Part of Table Mountain National Park, Cape Point and Cape of Good Hope are a short drive south from Cape Town.
The area has been a nature reserve since 1938. The park encompasses 7,750 hectares with a 40 kilometer shoreline -- stretching from Schuster's Bay in the west to Smitswinkel Bay in the east.
The cliffs at the southern point, towering more than 200 meters above the sea, consist of 3 clearly defined promontories: Cape of Good Hope, Cape Maclear and Cape Point.
A common myth is that this is the point where the Atlantic and Indian oceans meet. Geographically, however, the Indian Ocean joins the Atlantic Ocean at Cape Agulhas (about an hour and a half drive from Cape Town).
Remember that the marine layer can cause the view to all but disappear and temperatures to drop, so bring a light jacket and be prepared for dissapointment. While I was there, Cape Point was under the marine layer, but the Cape of Good Hope was clear. There's actually no way to tell when or how long the marine layer will come in. When I arrived, it had been in for 2 days straight. Go figure.
The lighthouse in the selection of photos here was actually de-commissioned because of the thick fog. Here's the text from the tower:
"1860 to 1919
This prefabricated cast iron tower was erected on Cape Point Peak 249 meters above sea level. The white flashing light of 2,000 candlepower could be seen by ships 67 kilometers out to sea. The lighthouse proved to be ineffective as it was often covered by cloud and mist. After the wreck fo the Portuguese liner ‘Lusitania’ in 1911, it was decided to erect the present lighthouse on Dias Point below, 87 meters above sea level."
Cost to enter the park is 60 Rand per person as of January 2008.
The park website can be found at http://www.sanparks.org/parks/table_mountain/
The Cape of Good Hope is honestly the end of Africa. No kidding... I had to go see for myself and wow.... It was the best feeling I've ever experienced in my entire life.
Getting there - Rented a car from Cape Town, don't cost too much. Got some warnings from the car rental guy. Took the map and Vrooooom.... a really interesting journey all the way there.
Just before reaching there, you had to pay some sort of small toll for moving in a reserved area of S.Africa.
Then as you reach the end of the road, your next journey would be by foot. Paying the entrance fee, you have to hike up around 1 km but you'll be distracted by the sheer beauty of the ocean's view.
Up top, you'll come to the little lighthouse and that my friends is where you'll experience the best feeling ever! Imagine winds from 2 ocean's hitting you at the same time! Wow! Amazing feeling.... just amazing.
Those of you who have been there and don't want to go up, there's a great cafe by the foot of the place. Tourist shop sells pretty interesting stuff there too. I saw a can of 'Fresh South African Air' being on sale too lol.
This nature reserve is located on a peninsula stretching south into the Atlantic Ocean only 60kms southwest of Cape Town. It is home to baboons, zebra and springbok. However, the main attraction is the spectacular coastal views at Cape Point. You can do a hike from Cape Point to the Cape of Good Hope, this will take about 40 mins or you can take a scenic funicular ride to an old lighthouse.

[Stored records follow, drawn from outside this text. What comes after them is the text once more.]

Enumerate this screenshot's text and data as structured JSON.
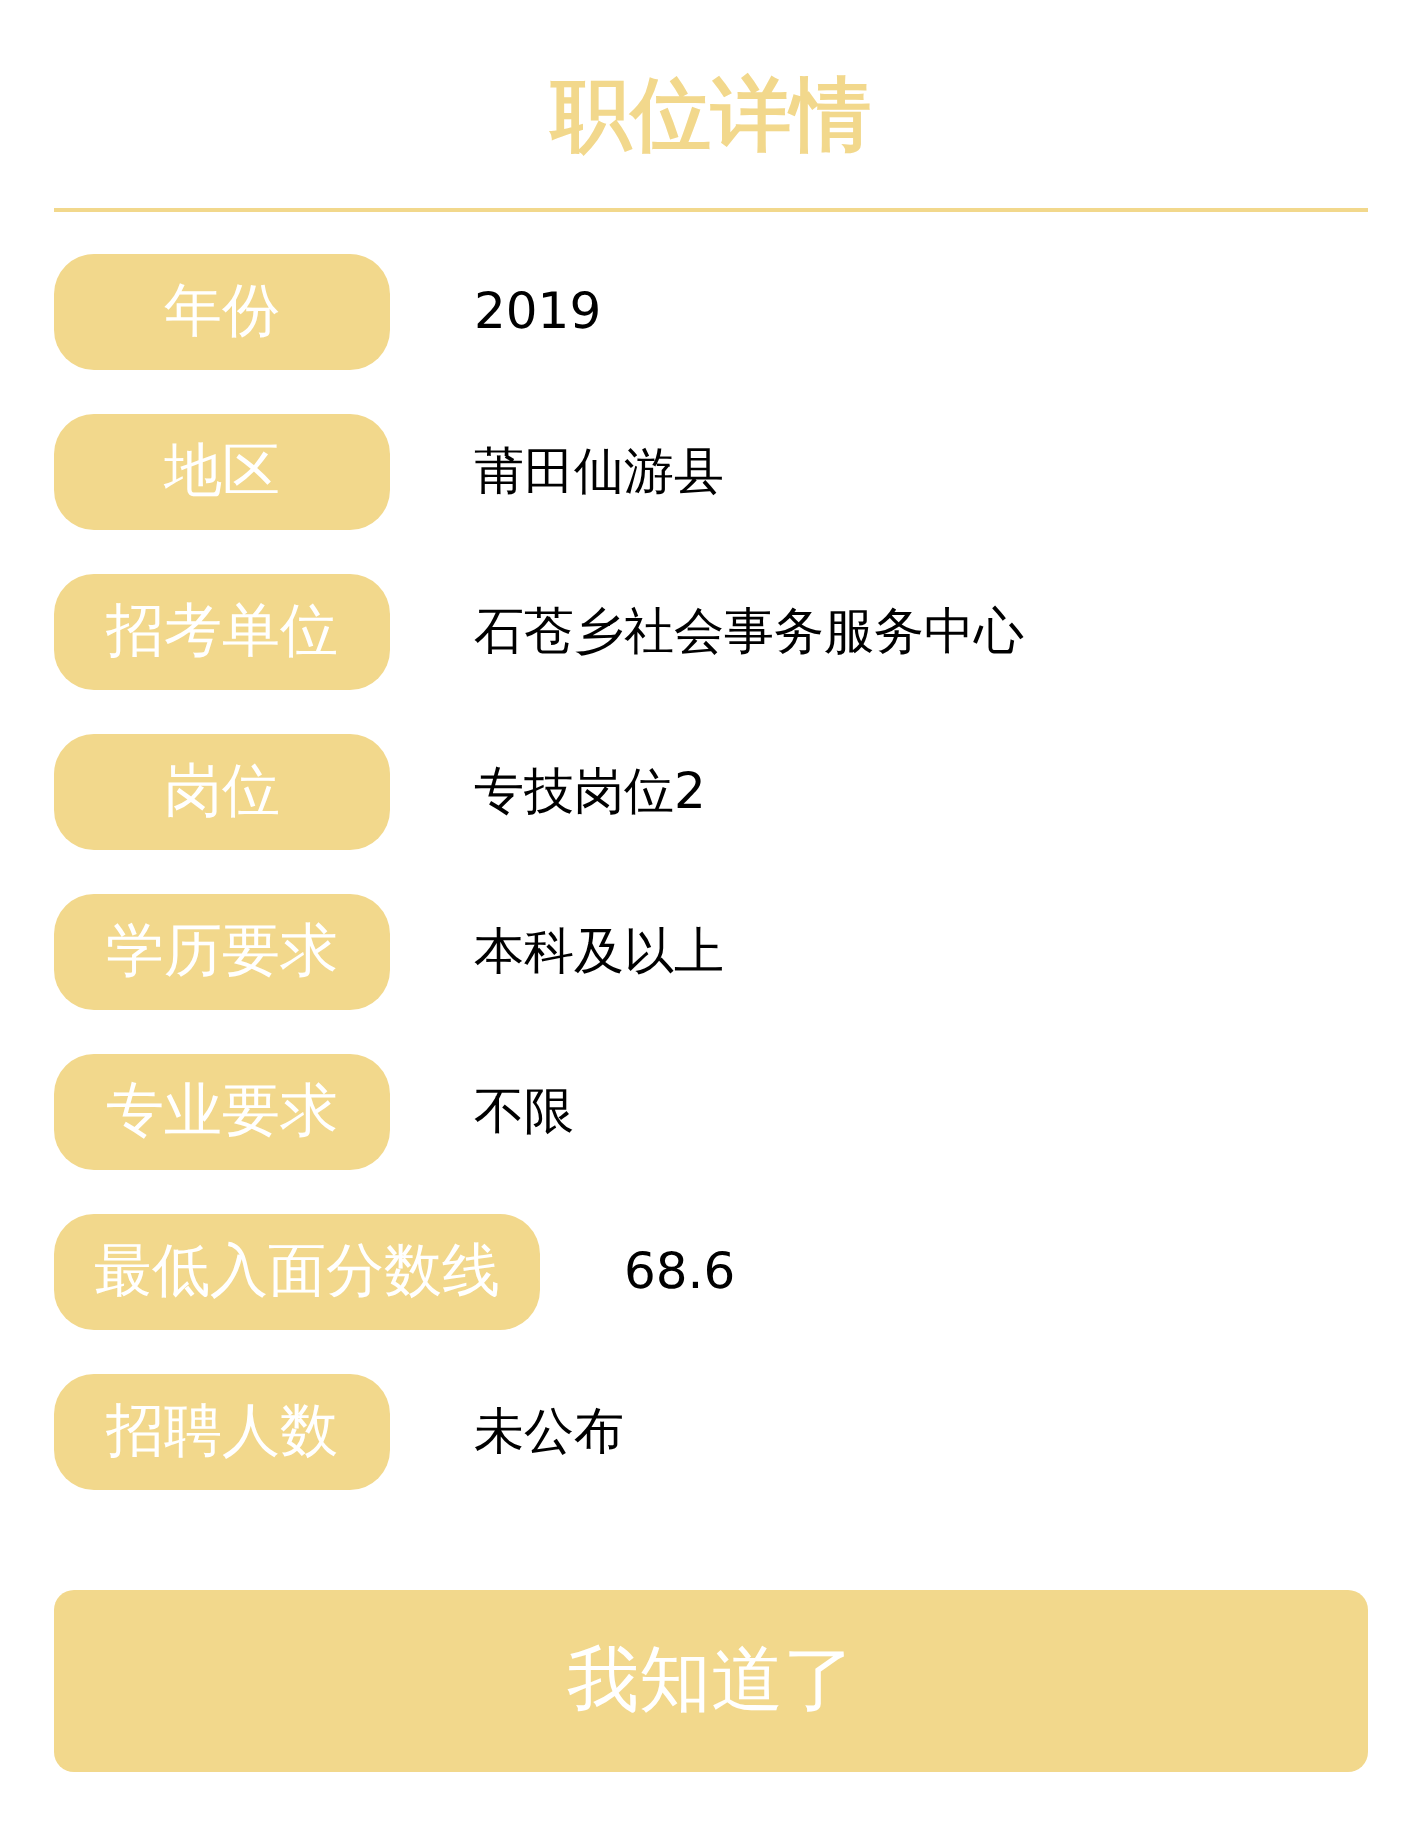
{
  "title": "职位详情",
  "rows": [
    {
      "label": "年份",
      "value": "2019"
    },
    {
      "label": "地区",
      "value": "莆田仙游县"
    },
    {
      "label": "招考单位",
      "value": "石苍乡社会事务服务中心"
    },
    {
      "label": "岗位",
      "value": "专技岗位2"
    },
    {
      "label": "学历要求",
      "value": "本科及以上"
    },
    {
      "label": "专业要求",
      "value": "不限"
    },
    {
      "label": "最低入面分数线",
      "value": "68.6"
    },
    {
      "label": "招聘人数",
      "value": "未公布"
    }
  ],
  "button": "我知道了"
}
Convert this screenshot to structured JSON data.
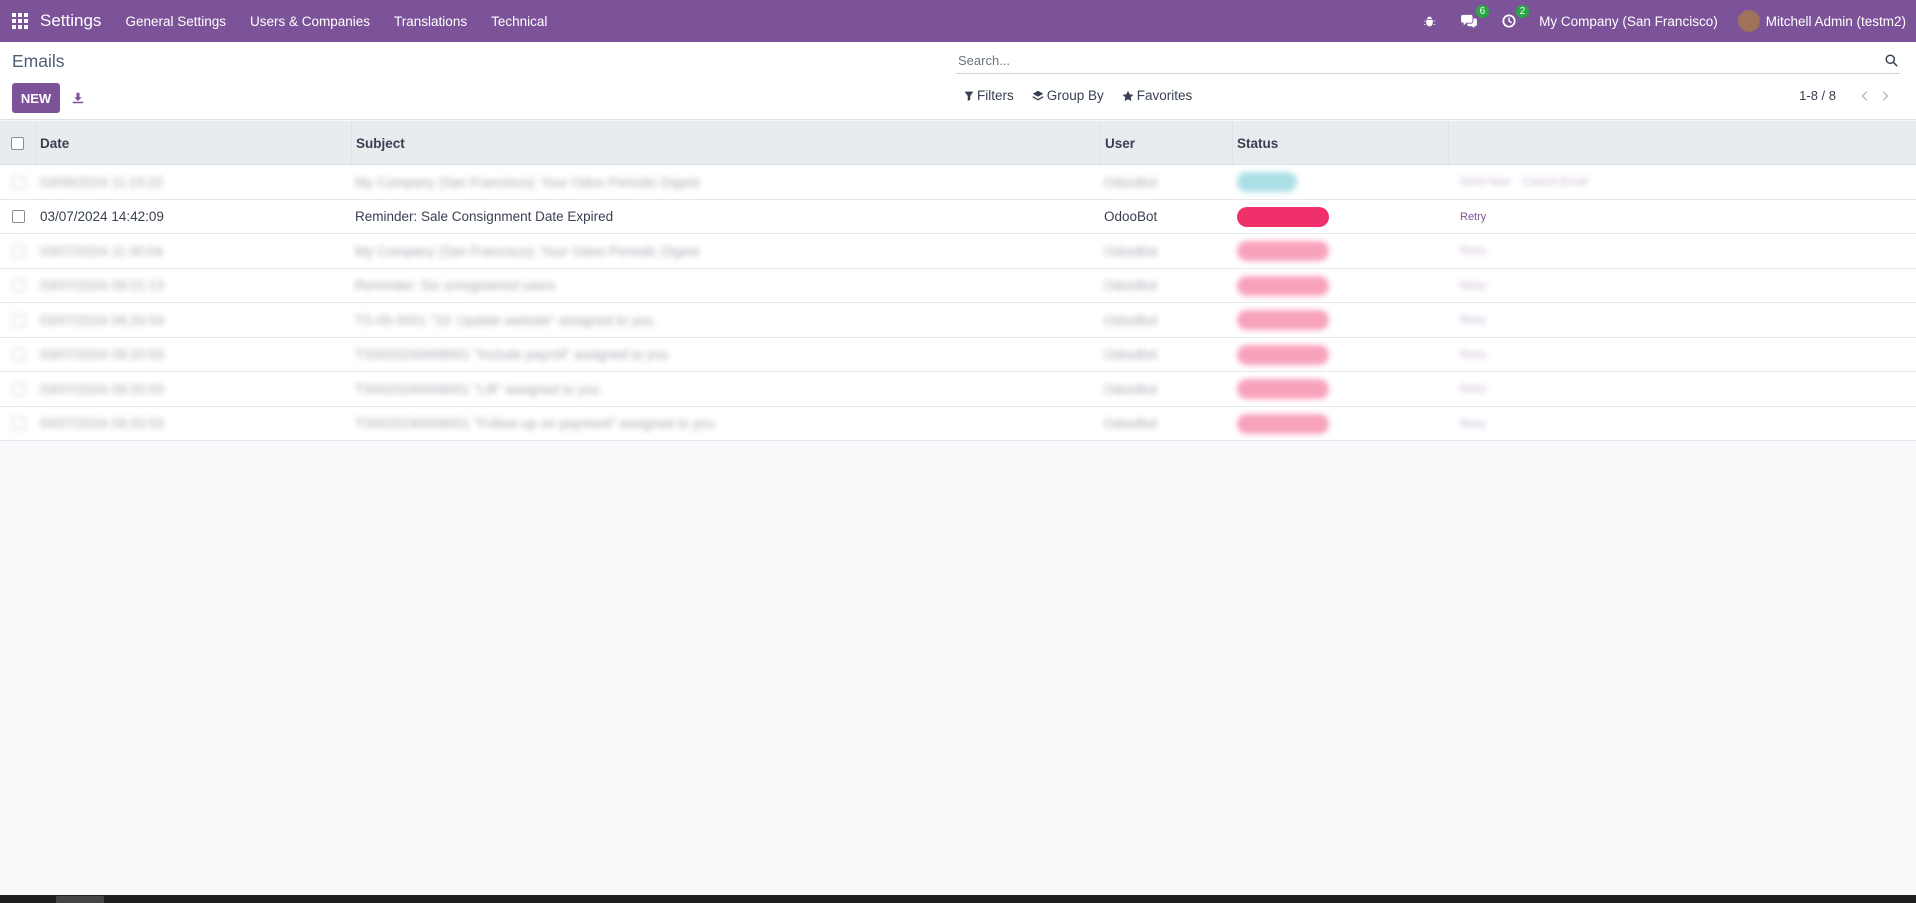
{
  "navbar": {
    "app_title": "Settings",
    "menu": [
      "General Settings",
      "Users & Companies",
      "Translations",
      "Technical"
    ],
    "messages_count": "6",
    "activities_count": "2",
    "company": "My Company (San Francisco)",
    "user": "Mitchell Admin (testm2)",
    "color": "#7c5298"
  },
  "control_panel": {
    "breadcrumb": "Emails",
    "new_label": "NEW",
    "search_placeholder": "Search...",
    "filters_label": "Filters",
    "groupby_label": "Group By",
    "favorites_label": "Favorites",
    "pager_value": "1-8 / 8"
  },
  "table": {
    "columns": [
      "Date",
      "Subject",
      "User",
      "Status"
    ],
    "rows": [
      {
        "date": "03/08/2024 11:23:22",
        "subject": "My Company (San Francisco): Your Odoo Periodic Digest",
        "user": "OdooBot",
        "status_color": "#44b9c9",
        "blurred": true,
        "actions": [
          "Send Now",
          "Cancel Email"
        ]
      },
      {
        "date": "03/07/2024 14:42:09",
        "subject": "Reminder: Sale Consignment Date Expired",
        "user": "OdooBot",
        "status_color": "#f0306a",
        "blurred": false,
        "actions": [
          "Retry"
        ]
      },
      {
        "date": "03/07/2024 11:30:04",
        "subject": "My Company (San Francisco): Your Odoo Periodic Digest",
        "user": "OdooBot",
        "status_color": "#f0306a",
        "blurred": true,
        "actions": [
          "Retry"
        ]
      },
      {
        "date": "03/07/2024 09:21:13",
        "subject": "Reminder: Six unregistered users",
        "user": "OdooBot",
        "status_color": "#f0306a",
        "blurred": true,
        "actions": [
          "Retry"
        ]
      },
      {
        "date": "03/07/2024 09:20:54",
        "subject": "TS-05-0001 \"10: Update website\" assigned to you",
        "user": "OdooBot",
        "status_color": "#f0306a",
        "blurred": true,
        "actions": [
          "Retry"
        ]
      },
      {
        "date": "03/07/2024 09:20:53",
        "subject": "TS0020240008001 \"Include payroll\" assigned to you",
        "user": "OdooBot",
        "status_color": "#f0306a",
        "blurred": true,
        "actions": [
          "Retry"
        ]
      },
      {
        "date": "03/07/2024 09:20:53",
        "subject": "TS0020240008001 \"Lift\" assigned to you",
        "user": "OdooBot",
        "status_color": "#f0306a",
        "blurred": true,
        "actions": [
          "Retry"
        ]
      },
      {
        "date": "03/07/2024 09:20:53",
        "subject": "TS0020240008001 \"Follow-up on payment\" assigned to you",
        "user": "OdooBot",
        "status_color": "#f0306a",
        "blurred": true,
        "actions": [
          "Retry"
        ]
      }
    ]
  }
}
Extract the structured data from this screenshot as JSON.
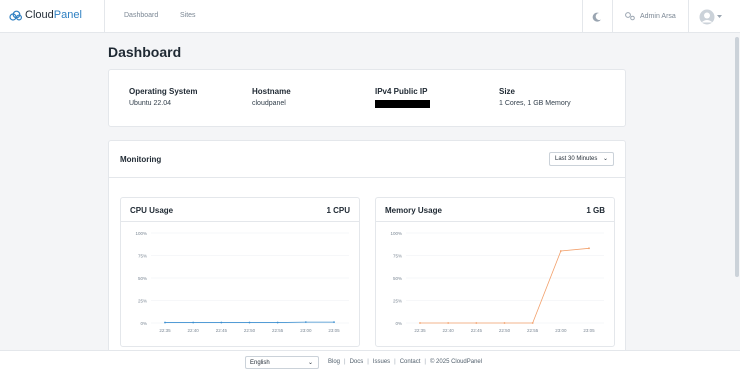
{
  "app": {
    "logo_text": "Cloud",
    "logo_accent": "Panel"
  },
  "nav": {
    "dashboard": "Dashboard",
    "sites": "Sites"
  },
  "user": {
    "name": "Admin Arsa"
  },
  "page": {
    "title": "Dashboard"
  },
  "server_info": {
    "os": {
      "label": "Operating System",
      "value": "Ubuntu 22.04"
    },
    "hostname": {
      "label": "Hostname",
      "value": "cloudpanel"
    },
    "ip": {
      "label": "IPv4 Public IP",
      "value": ""
    },
    "size": {
      "label": "Size",
      "value": "1 Cores, 1 GB Memory"
    }
  },
  "monitoring": {
    "title": "Monitoring",
    "range": "Last 30 Minutes"
  },
  "chart_data": [
    {
      "type": "line",
      "title": "CPU Usage",
      "meta": "1 CPU",
      "categories": [
        "22:35",
        "22:40",
        "22:45",
        "22:50",
        "22:55",
        "23:00",
        "23:05"
      ],
      "series": [
        {
          "values": [
            0.5,
            0.5,
            0.5,
            0.5,
            0.5,
            1,
            1
          ]
        }
      ],
      "yticks": [
        "100%",
        "75%",
        "50%",
        "25%",
        "0%"
      ],
      "ylim": [
        0,
        100
      ],
      "color": "#3b8fd0"
    },
    {
      "type": "line",
      "title": "Memory Usage",
      "meta": "1 GB",
      "categories": [
        "22:35",
        "22:40",
        "22:45",
        "22:50",
        "22:55",
        "23:00",
        "23:05"
      ],
      "series": [
        {
          "values": [
            0,
            0,
            0,
            0,
            0,
            80,
            83
          ]
        }
      ],
      "yticks": [
        "100%",
        "75%",
        "50%",
        "25%",
        "0%"
      ],
      "ylim": [
        0,
        100
      ],
      "color": "#f2a06b"
    }
  ],
  "footer": {
    "language": "English",
    "links": [
      "Blog",
      "Docs",
      "Issues",
      "Contact"
    ],
    "copyright": "© 2025 CloudPanel"
  }
}
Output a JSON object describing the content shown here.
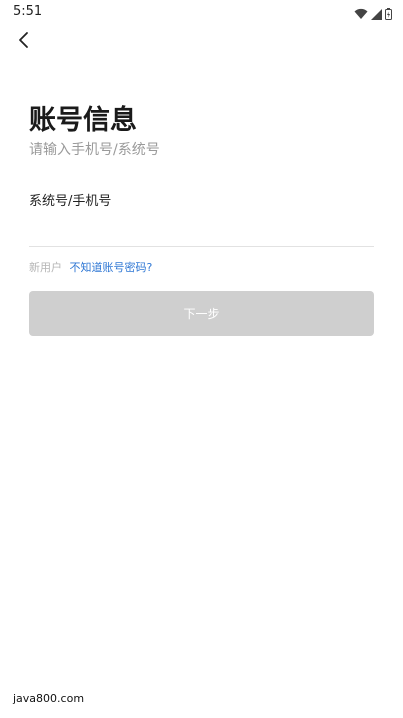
{
  "status_bar": {
    "time": "5:51",
    "icons": [
      "wifi-icon",
      "cellular-signal-icon",
      "battery-icon"
    ]
  },
  "header": {
    "back_icon": "chevron-left-icon"
  },
  "main": {
    "title": "账号信息",
    "subtitle": "请输入手机号/系统号",
    "field_label": "系统号/手机号",
    "field_value": "",
    "new_user_text": "新用户",
    "forgot_link": "不知道账号密码?",
    "next_button": "下一步"
  },
  "colors": {
    "button_disabled": "#cfcfcf",
    "link": "#2f77d4",
    "subtitle": "#9a9a9a"
  },
  "watermark": "java800.com"
}
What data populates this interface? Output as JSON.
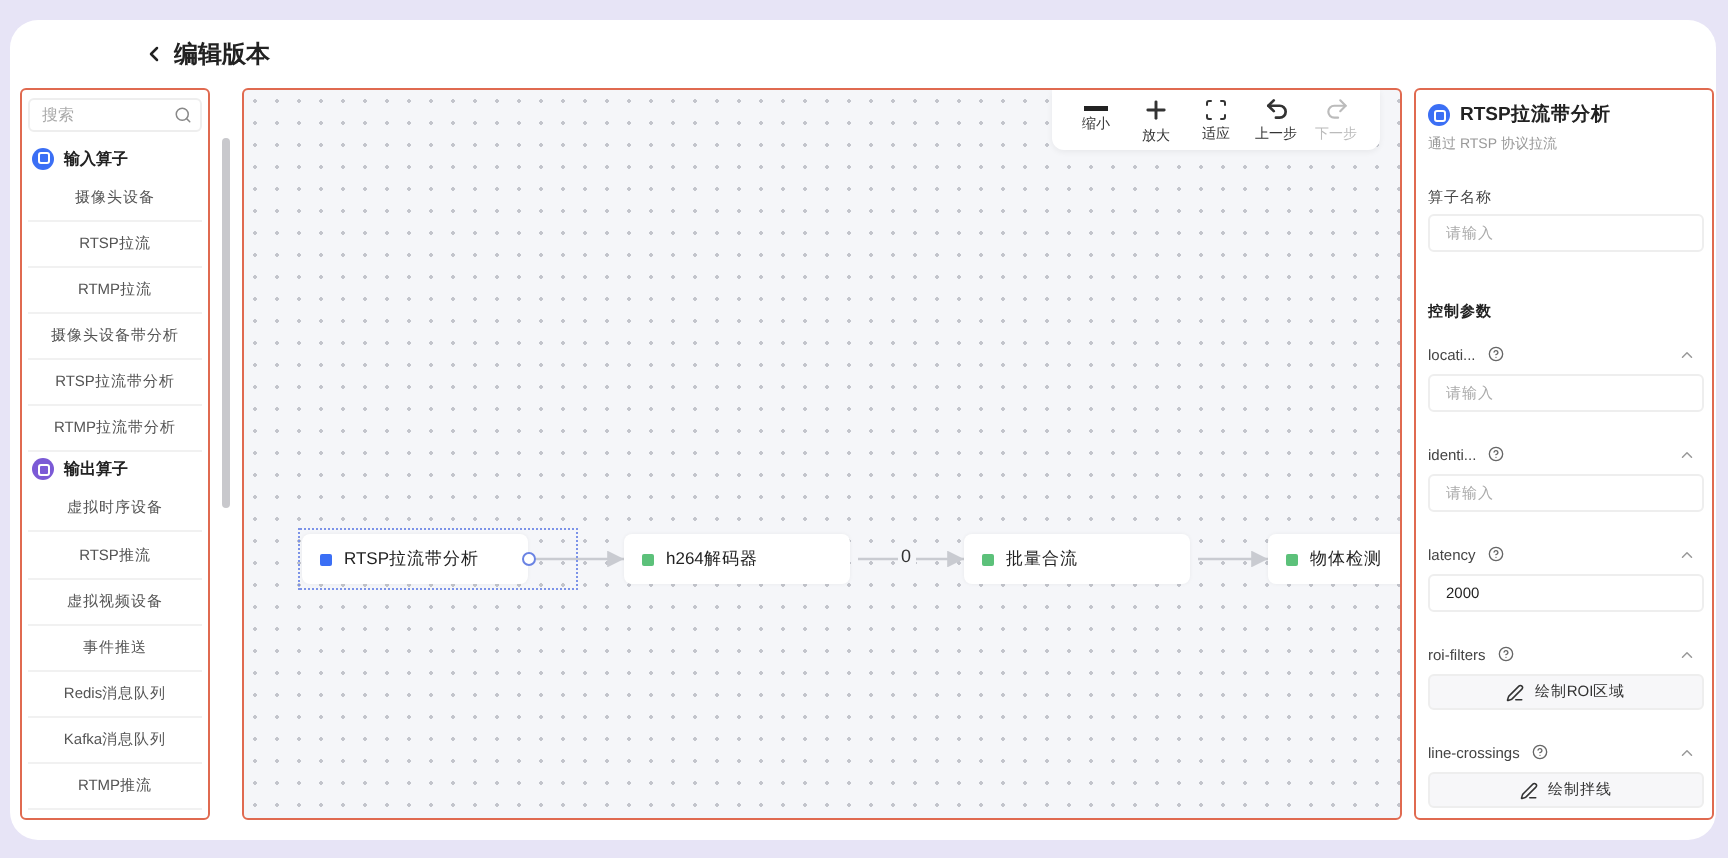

Take a drive down to Cape Point and the Cape of Good Hope. Not only is it a great drive down there but when there it's a really beautiful experience. On the drive down there stop off at Simonstown for a break or just outside Simonstown is Boulders Beach where you can take a look at the penguin colony.
This famous cape straight from the history books was visited by the Portuguese navigator, Bartolomeu Dias in 1488. It is the most South Westerly point of the African continent and was considered a gateway to India and the Orient. It is a place of great natural beauty for its cliffs, pounding surf , and wildlife. The afternoon we were there we saw ostriches, tortoises, hawks, and baboons.